- Based on the observations stated above it is essential for Muslims to look closely at politically involved Muslims who are perceived as the sum of American Muslim perspective. Their Islam should be placed to the side and their political alliances and opinions should be looked at objectively.
- Islamic educational programs such as Sunday schools and weekend schools which are attended by large segments of the community must give primacy to the explanation and deconstruction of ideologies that are detrimental to the core of the tradition. Courses that discuss the need for Shariah (sacred law) should be introduced and given primacy.
- Regarding Muslim think tanks: The Muslim community needs to become critical consumers of the papers and narratives formed by these think tanks. This means understanding the alliances and partnerships that have been established and also being open and encouraging alternative narrative discourse.
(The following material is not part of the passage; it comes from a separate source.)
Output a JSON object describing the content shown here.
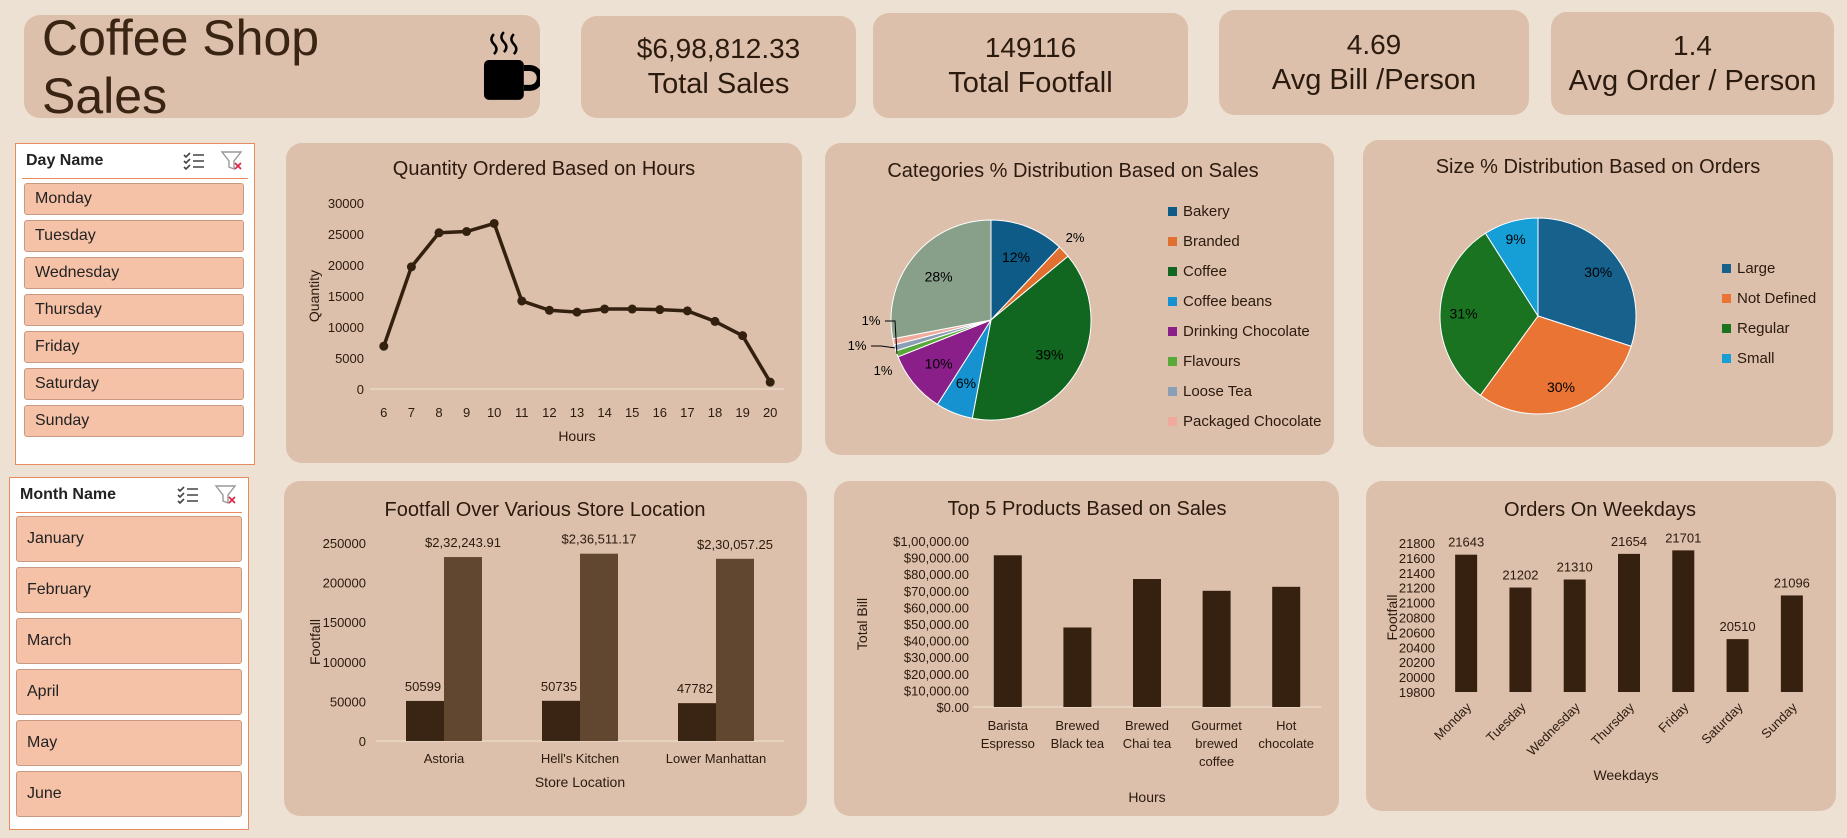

 Adam B. Seligman is associate professor of sociology at Boston University, fellow at its Institute for the Study of Economic Culture. Before that, he served in various capacities at the Hebrew University in Jerusalem and at the University of Colorado.
 Peter J. Leithart is President of the Theopolis Institute, Birmingham, Alabama, and an adjunct Senior Fellow at New St. Andrews College. He is author, most recently, of Gratitude: An Intellectual History (Baylor).
 FirstThings | MODERNITY’S WAGER
 NY Times | The Challenge of Pluralism
 Sahih Bukhari
 Patrick Deneen is David A. Potenziani Memorial Associate Professor of Constitutional Studies at the University of Notre Dame.
 Charles Taylor, Sources of the Self (Cambridge, Massachusetts: Harvard University Press), p. 35.